Dr Helen Manns, Director Of The Institute Of Science And Environment

Helen Manns

Image Caption: Dr Helen Manns, Director Of The Institute Of Science And Environment


What do you do and what motivates you to work in this field? 

“I’m Director of the Institute of Science and Environment at the University of Cumbria. It’s quite a diverse institute that covers everything from forestry, outdoor studies, geography, and conservation, through to zoology and biomedical science. My background is in environmental management so a bit removed from medicine! I have a lifelong passion for dealing with anything to do with environmental issues and sustainability. It’s the field that I’ve always worked in, either as a practitioner or as an academic. I have, however, spent many years working in higher education covering a number of different portfolios. In a former role as Associate Dean for Learning and Teaching, for example, I was involved in developing a partnership with an international medical school, and as Head of International Development I have lots of experience of partnership working.”


Why did you get involved in the cumbria school of medicine project?  

“Probably a very different perspective! I bring a lot of years of knowledge of working in higher education and some of the challenges the sector faces. In the past, I’ve worked in learning and teaching, so have a strong quality background. I have also worked in partnership development, working collaboratively with a range of organisations – both UK and international – so I have that collaborative development background that I can contribute. I also bring a wider university strategic positioning perspective.”


What are your aspirations for the school? 

“It’s going to make a massive difference to Cumbria, not just in the practical sense of developing people who will go into medicine and stay within Cumbria, but also by raising aspirations within the county. We have low progression rates to higher education in Cumbria; even if people don’t want to become medics hopefully the medical school will raise aspirations generally. I think the School will also contribute enormously to the University. Having additional numbers on campus will really help to develop the vibrancy around the University, and bringing a whole new discipline creates exciting opportunities for collaborations between colleagues. It’s the spinoffs that really excite me, what the medical school can do for the region, city and the University itself.”


What should prospective students expect? 

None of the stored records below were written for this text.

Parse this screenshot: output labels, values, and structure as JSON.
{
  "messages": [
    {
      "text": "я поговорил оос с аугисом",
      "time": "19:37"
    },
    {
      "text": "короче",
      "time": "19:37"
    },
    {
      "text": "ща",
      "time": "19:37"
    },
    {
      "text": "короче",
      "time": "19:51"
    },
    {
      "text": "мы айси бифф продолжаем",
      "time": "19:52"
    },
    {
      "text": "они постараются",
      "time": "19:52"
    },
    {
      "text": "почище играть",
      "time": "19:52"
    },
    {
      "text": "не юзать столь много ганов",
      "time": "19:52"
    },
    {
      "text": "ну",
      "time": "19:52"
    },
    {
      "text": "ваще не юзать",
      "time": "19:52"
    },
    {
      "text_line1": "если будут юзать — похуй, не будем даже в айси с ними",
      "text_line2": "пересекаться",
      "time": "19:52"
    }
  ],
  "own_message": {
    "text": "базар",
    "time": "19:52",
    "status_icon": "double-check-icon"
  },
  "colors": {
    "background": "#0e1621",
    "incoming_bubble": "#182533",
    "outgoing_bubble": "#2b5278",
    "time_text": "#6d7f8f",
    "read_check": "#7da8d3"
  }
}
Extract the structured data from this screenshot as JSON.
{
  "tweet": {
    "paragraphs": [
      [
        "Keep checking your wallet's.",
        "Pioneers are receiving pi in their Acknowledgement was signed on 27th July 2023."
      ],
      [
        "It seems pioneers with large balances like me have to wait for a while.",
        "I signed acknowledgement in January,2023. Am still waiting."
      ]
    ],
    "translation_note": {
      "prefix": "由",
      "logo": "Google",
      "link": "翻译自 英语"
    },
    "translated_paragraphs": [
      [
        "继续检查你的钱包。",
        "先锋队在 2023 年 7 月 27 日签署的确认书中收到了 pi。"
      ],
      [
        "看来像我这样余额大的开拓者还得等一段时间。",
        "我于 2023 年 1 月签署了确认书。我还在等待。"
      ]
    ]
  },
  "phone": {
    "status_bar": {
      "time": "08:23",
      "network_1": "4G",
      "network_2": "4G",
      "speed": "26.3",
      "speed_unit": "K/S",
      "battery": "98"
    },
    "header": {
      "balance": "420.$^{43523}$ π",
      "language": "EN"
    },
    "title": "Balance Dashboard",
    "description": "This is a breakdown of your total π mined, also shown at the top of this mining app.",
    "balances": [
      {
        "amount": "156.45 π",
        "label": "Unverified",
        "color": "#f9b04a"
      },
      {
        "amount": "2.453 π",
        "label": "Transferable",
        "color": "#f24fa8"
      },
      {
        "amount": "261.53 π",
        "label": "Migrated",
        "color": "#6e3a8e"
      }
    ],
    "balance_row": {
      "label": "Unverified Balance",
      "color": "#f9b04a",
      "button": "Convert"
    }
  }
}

“They can expect a bespoke curriculum that is very much focused on regional needs. I think that will be quite unique. The idea of integration into the county and the feeling of belonging will also be key. There’s a real sense of excitement in the county about having the students here. Students can also probably expect more integration with other health professions than they might get at medical schools elsewhere, as interprofessional learning has purposefully been built into the curriculum. Opportunities to interact with students from other disciplines will also be greater than you may get at other medical schools that are bigger and more self-contained. There is also the unique location that Cumbria offers with a blend of urban and amazing rural locations.”